Oxfam Australia is urging the Australian Government to honour its commitment to grow the overseas aid program in next Tuesday’s Federal Budget.
Oxfam Australia Chief Executive Dr Helen Szoke said for the government to fulfil its pledge on aid, overseas aid spending must reach 0.5 per cent of national income in 2016-17.
“Next week’s federal budget is the real test of whether the government will keep its word to help some of the world’s poorest and most vulnerable people,” Dr Szoke said.
“Last year, the Gillard Government delivered a double blow to the overseas aid program by delaying the promised 0.5 per cent target by a year, and then diverting $375 million from overseas programs to fund domestic asylum seeker costs.
“This year is crunch time for the Gillard Government to deliver its promise to increase support to the fight against global poverty. We can’t afford to delay our aid promise another year.
“Any further delays or cuts to overseas aid programs means more farmers won’t get the help they need to grow food, more children won’t get the education they need for better jobs, and too many women won’t get the support they need to deliver healthy babies.”

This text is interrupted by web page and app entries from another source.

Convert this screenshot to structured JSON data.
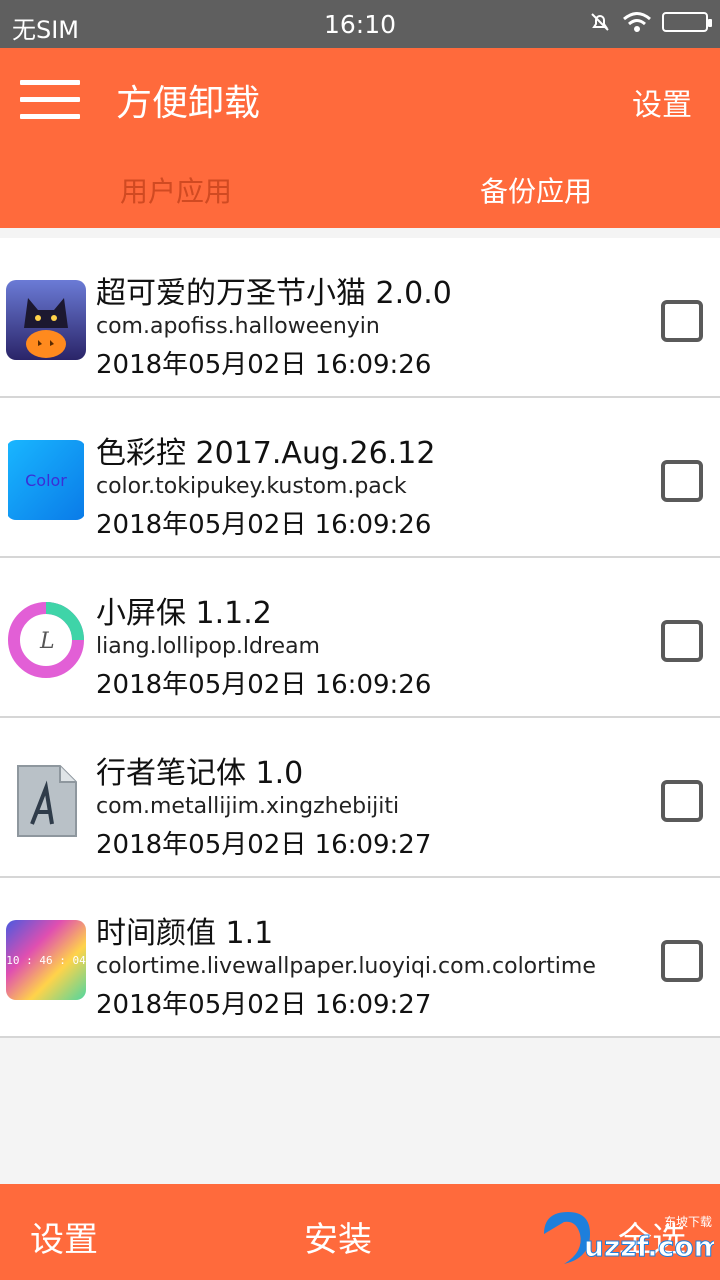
{
  "status": {
    "carrier": "无SIM",
    "time": "16:10"
  },
  "appbar": {
    "title": "方便卸载",
    "settings_label": "设置"
  },
  "tabs": [
    {
      "label": "用户应用"
    },
    {
      "label": "备份应用"
    }
  ],
  "apps": [
    {
      "name": "超可爱的万圣节小猫 2.0.0",
      "package": "com.apofiss.halloweenyin",
      "date": "2018年05月02日 16:09:26",
      "checked": false
    },
    {
      "name": "色彩控 2017.Aug.26.12",
      "package": "color.tokipukey.kustom.pack",
      "date": "2018年05月02日 16:09:26",
      "checked": false
    },
    {
      "name": "小屏保 1.1.2",
      "package": "liang.lollipop.ldream",
      "date": "2018年05月02日 16:09:26",
      "checked": false
    },
    {
      "name": "行者笔记体 1.0",
      "package": "com.metallijim.xingzhebijiti",
      "date": "2018年05月02日 16:09:27",
      "checked": false
    },
    {
      "name": "时间颜值 1.1",
      "package": "colortime.livewallpaper.luoyiqi.com.colortime",
      "date": "2018年05月02日 16:09:27",
      "checked": false
    }
  ],
  "icons": {
    "color_app_label": "Color",
    "time_app_label": "10 : 46 : 04",
    "dream_app_label": "L"
  },
  "bottombar": {
    "settings_label": "设置",
    "install_label": "安装",
    "selectall_label": "全选"
  },
  "watermark": {
    "text": "uzzf.com",
    "subtext": "东坡下载"
  },
  "colors": {
    "accent": "#ff6a3c",
    "tab_active": "#d04a22",
    "statusbar": "#5f5f5f"
  }
}
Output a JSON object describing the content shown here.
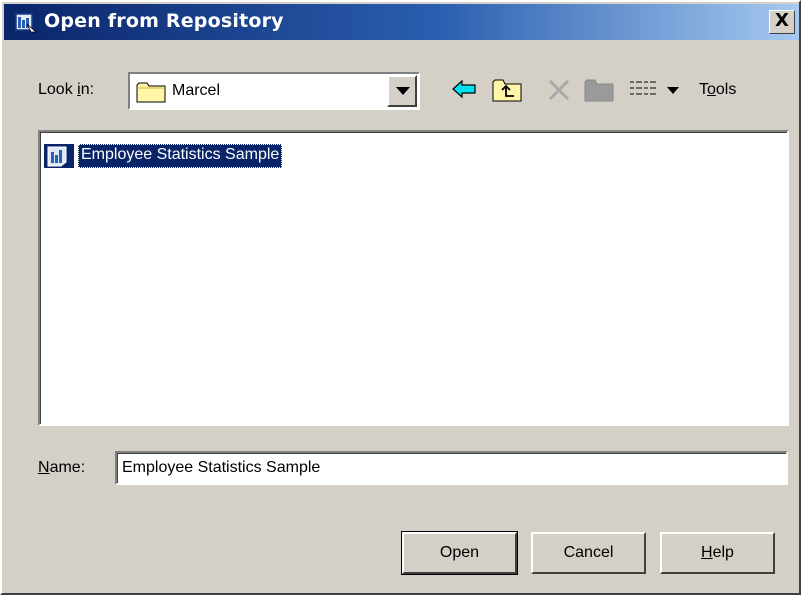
{
  "window": {
    "title": "Open from Repository",
    "close_label": "X",
    "accent": "#0a246a",
    "icons": [
      "repository-icon"
    ]
  },
  "lookin": {
    "label_prefix": "Look ",
    "label_accel": "i",
    "label_suffix": "n:",
    "value": "Marcel",
    "icon": "folder-icon"
  },
  "toolbar": {
    "icons": [
      "back-arrow-icon",
      "up-folder-icon",
      "delete-icon",
      "new-folder-icon",
      "view-menu-icon"
    ],
    "tools_prefix": "T",
    "tools_accel": "o",
    "tools_suffix": "ols"
  },
  "files": [
    {
      "name": "Employee Statistics Sample",
      "icon": "report-icon",
      "selected": true
    }
  ],
  "name_field": {
    "label_accel": "N",
    "label_suffix": "ame:",
    "value": "Employee Statistics Sample"
  },
  "buttons": {
    "open": "Open",
    "cancel": "Cancel",
    "help_accel": "H",
    "help_suffix": "elp"
  }
}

Dr Szoke said Oxfam will be looking for the budget papers to show overseas aid levels reach 0.37 per cent of national income in 2013-14, on the path to 0.5 per cent in 2016-17. “Anything less will be empty words and a broken promise,” she said.
The agency also wants to see overseas aid spending focused on improving the lives of people in the world’s poorest countries, not diverted to support domestic programs and policies.
Currently Australia gives 0.35 per cent of national income to overseas aid, or just 35 cents of every $100 of our national income. This ranks us 13 out of 24 OECD nations in aid spending.
Dr Szoke said Australian aid was still desperately needed, with more than one in eight people going to bed hungry every night – most of them living in Australia’s neighbouring regions.
“We know Australian aid helps to save lives and improve opportunities for some of the most vulnerable people around the world,” she said.
“Last financial year, it helped more than one million people in Africa access safe water and ensured more than 135,000 pregnant women in East Asia gave birth with the support of a skilled birth attendant.
“Aid is not charity. It’s an investment in the future of Australia, our region, and the world. As a leader on the international stage, it is also the right thing to do.”
Dr Szoke said a steady growth in Australia’s overseas aid program was needed to put us on the path to the internationally agreed target of spending 0.7 per cent of national income on aid.
“Bipartisan support for the growing aid program is critical. Helping to reduce global poverty and hunger is an issue that is too important for party politics.”
Oxfam Australia Chief Executive Dr Helen Szoke will be in Canberra on May 14 and 15 for the Federal Budget.
For interviews or more information contact Oxfam Australia media coordinator Chee Chee Leung on 0412 560 584 or email@example.com